Business
Tools
Typography

THE INDUSTRIAL UNION, Trade Union Pro and Federation of Professional and Managerial Staff (YTN) have issued strike warnings after breaking off collective bargaining negotiations in the chemical and technology industries.

The Industrial Union on Tuesday stated that its strike would take place at 50 workplaces, with a combined headcount of 7,200, in the key export industries on 1–3 February.

Both Pro and YTN have scheduled their strikes for the same three-day period, the latter revealing that roughly 5,000 senior managerial staff would be participating. All three unions also announced extensive overtime bans that came into effect yesterday or today.
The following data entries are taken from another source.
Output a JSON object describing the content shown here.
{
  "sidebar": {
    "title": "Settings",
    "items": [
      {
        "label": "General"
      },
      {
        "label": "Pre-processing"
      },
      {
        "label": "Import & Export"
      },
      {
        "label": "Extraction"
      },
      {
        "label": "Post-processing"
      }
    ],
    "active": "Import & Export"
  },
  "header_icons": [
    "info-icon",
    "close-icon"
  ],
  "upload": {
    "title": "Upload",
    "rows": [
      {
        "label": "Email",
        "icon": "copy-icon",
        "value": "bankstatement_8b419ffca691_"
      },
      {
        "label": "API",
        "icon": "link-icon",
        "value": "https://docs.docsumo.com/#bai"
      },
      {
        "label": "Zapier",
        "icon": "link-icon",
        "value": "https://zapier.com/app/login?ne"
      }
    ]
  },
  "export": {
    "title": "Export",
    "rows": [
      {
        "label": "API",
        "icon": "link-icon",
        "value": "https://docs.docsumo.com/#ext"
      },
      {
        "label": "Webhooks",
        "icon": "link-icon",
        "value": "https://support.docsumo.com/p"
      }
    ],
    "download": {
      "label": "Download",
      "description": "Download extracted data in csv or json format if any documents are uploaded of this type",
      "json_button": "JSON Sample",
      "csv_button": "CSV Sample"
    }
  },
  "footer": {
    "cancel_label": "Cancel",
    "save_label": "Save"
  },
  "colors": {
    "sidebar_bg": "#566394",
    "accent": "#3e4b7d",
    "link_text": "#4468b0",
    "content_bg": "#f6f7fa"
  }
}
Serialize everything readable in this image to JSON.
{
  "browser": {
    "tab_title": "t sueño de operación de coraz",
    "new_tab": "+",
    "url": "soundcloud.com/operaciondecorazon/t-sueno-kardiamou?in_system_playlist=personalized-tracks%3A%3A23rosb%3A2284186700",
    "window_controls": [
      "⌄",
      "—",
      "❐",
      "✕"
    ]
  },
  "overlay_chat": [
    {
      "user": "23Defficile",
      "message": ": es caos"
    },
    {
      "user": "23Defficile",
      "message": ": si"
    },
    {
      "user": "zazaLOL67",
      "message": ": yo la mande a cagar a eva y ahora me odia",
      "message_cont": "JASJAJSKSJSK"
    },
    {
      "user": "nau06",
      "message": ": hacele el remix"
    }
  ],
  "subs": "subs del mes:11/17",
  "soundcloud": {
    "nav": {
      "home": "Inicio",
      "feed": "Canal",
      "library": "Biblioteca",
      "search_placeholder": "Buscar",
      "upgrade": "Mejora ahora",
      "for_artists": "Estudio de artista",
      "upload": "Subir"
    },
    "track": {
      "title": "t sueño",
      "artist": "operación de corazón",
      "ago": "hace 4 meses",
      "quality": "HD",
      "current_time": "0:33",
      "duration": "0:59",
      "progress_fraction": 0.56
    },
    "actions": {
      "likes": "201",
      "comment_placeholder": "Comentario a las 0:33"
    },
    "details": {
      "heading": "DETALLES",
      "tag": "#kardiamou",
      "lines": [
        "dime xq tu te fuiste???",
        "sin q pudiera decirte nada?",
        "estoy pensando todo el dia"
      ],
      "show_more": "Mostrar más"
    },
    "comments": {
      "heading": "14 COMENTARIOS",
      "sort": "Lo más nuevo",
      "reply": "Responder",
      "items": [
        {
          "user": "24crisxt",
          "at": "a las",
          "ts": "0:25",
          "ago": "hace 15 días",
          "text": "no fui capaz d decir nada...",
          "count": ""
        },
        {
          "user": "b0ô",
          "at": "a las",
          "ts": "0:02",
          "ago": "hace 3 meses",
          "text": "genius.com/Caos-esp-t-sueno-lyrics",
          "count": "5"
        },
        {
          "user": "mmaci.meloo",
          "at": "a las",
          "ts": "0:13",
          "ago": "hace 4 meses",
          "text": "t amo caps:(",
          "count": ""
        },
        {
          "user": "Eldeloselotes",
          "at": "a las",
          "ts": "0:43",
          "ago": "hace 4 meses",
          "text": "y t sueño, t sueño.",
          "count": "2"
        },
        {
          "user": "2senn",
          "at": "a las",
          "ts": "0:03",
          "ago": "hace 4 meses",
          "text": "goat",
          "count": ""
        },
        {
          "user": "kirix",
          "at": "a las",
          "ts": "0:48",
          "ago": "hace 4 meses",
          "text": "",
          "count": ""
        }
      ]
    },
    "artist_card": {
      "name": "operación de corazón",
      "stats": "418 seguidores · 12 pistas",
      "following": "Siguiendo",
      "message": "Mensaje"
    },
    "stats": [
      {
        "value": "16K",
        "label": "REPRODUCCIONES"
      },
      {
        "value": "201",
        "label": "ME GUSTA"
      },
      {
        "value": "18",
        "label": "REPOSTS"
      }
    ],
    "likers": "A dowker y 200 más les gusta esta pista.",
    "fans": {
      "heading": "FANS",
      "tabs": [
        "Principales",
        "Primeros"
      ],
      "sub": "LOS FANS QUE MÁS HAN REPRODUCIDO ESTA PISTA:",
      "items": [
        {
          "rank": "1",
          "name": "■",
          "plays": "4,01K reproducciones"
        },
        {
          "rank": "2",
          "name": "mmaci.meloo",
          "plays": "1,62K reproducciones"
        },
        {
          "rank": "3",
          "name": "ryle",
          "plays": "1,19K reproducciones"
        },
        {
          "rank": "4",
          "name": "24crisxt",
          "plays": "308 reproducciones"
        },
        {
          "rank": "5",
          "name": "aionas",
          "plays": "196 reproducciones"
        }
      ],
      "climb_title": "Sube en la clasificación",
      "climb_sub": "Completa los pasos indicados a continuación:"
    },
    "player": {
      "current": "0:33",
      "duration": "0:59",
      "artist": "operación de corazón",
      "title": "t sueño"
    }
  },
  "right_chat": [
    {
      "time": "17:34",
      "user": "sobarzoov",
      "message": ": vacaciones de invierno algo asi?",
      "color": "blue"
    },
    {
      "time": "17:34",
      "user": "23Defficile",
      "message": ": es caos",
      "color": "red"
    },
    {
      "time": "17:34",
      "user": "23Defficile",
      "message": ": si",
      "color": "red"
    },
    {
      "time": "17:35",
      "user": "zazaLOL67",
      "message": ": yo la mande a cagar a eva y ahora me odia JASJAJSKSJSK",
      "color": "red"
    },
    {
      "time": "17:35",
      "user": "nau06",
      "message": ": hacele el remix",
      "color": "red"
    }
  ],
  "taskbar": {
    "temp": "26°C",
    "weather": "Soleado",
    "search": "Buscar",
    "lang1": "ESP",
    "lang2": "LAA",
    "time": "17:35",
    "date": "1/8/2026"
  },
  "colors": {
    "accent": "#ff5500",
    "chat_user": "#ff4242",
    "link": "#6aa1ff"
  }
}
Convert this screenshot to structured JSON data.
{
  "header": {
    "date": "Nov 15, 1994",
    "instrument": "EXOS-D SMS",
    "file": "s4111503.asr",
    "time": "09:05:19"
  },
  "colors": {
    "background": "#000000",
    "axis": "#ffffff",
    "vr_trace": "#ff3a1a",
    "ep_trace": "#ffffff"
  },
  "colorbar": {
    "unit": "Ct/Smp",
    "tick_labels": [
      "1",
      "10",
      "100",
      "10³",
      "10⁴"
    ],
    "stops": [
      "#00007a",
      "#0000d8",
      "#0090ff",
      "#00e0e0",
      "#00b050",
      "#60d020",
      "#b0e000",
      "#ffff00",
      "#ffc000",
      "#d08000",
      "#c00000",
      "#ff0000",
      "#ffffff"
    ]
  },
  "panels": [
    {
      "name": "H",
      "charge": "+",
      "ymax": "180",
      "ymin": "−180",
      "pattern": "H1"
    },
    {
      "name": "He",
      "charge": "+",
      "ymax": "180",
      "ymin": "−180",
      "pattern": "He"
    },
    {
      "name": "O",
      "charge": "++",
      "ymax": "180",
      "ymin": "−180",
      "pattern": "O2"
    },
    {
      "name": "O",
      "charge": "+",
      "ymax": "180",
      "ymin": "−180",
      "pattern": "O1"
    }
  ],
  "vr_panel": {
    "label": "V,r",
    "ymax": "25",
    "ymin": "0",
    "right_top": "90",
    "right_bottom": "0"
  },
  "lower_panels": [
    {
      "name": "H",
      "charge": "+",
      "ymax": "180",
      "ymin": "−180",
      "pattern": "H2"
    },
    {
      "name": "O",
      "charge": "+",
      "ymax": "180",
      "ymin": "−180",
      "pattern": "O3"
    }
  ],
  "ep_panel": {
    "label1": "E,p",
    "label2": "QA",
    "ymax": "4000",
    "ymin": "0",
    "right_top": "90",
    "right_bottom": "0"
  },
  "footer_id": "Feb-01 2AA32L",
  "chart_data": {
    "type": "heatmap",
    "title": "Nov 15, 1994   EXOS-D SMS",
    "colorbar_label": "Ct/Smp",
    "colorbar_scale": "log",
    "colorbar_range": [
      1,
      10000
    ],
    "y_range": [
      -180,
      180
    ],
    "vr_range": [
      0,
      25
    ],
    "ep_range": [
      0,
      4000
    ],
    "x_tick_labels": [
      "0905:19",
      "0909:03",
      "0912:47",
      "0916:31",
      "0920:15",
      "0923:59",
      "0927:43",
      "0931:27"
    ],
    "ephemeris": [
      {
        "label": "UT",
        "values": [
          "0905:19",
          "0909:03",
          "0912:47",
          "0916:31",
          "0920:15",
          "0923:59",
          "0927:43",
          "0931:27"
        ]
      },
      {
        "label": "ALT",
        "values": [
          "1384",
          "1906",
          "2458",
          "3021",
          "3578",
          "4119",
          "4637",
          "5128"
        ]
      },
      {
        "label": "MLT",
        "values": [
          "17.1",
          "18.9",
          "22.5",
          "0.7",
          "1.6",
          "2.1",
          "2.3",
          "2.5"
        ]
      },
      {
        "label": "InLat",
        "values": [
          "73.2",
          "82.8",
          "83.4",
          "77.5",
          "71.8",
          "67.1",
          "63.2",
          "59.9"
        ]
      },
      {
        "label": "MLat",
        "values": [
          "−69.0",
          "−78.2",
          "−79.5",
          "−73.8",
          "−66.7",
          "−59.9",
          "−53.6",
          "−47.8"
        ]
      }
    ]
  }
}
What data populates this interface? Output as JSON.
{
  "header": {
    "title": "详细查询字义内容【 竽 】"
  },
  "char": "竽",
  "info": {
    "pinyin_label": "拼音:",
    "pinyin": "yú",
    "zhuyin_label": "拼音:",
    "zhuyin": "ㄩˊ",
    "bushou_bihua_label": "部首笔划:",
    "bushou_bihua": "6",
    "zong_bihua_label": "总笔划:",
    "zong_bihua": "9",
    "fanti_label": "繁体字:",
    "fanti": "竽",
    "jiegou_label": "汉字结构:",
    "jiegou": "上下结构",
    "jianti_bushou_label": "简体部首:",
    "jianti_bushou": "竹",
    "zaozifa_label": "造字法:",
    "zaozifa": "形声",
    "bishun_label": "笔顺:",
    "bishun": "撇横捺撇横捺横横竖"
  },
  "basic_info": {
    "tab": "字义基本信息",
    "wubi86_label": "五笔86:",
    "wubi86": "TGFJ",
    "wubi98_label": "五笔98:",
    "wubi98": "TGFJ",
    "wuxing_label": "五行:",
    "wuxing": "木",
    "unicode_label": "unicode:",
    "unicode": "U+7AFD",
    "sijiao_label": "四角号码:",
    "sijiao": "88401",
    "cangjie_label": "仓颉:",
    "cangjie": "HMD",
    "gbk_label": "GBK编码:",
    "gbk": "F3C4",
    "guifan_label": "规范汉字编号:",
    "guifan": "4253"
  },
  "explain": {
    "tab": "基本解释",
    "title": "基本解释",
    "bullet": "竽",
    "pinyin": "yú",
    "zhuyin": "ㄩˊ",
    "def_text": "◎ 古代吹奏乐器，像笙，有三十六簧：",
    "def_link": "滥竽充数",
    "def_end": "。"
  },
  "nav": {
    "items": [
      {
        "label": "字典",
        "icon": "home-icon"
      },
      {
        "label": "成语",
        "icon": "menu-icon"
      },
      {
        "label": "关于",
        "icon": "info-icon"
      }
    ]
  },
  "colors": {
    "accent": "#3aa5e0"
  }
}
Employee representatives broke off negotiations on new collective bargaining agreements in the chemical and technology industries on Monday, citing unbridgeable disagreements about wage increases. Negotiations in the technology industry, in particular, are relevant for all wage earners as the industry typically sets the so-called general pay rises that are adopted also in other industries.

Riku Aalto, the chairperson of the Industrial Union, said employer representatives have refused to take soaring consumer prices into account when scaling wage increases.

“Our patience has been exhausted. It is obvious at this point in the round of collective bargaining negotiations that we cannot make progress through negotiations,” he commented in a press release on Monday.

“Rising prices are challenging the ability of workers to cope with day-to-day costs. Wage increases are needed because living is more expensive. People must be able to get by on their wages.”

The Industrial Union, along with other member unions of the Central Organisation of Finnish Trade Unions (SAK), in December declared that they are seeking wage increases in the ballpark of five per cent for this year.

Attempts to settle the differences between employer and employee organisations will resume under the guidance of the National Conciliator on Wednesday.

Jarkko Ruohoniemi, the CEO of Technology Industry Employers, told Helsingin Sanomat on Monday that employers have made all possible concessions in the negotiations without undermining the competitiveness of businesses excessively.

“We’re talking about our concern for the competitiveness of companies. We can’t make more concessions to move forward without endangering it. The demands of the other side are so harsh that we can’t give in to them.”

Further strike warnings are expected perhaps as soon as this week, according to the daily newspaper. Service Union United (PAM) and Finnish Transport Workers’ Union (AKT) have already announced they are preparing to take industrial action in co-operation with the Industrial Union.

Aleksi Teivainen – HT

Partners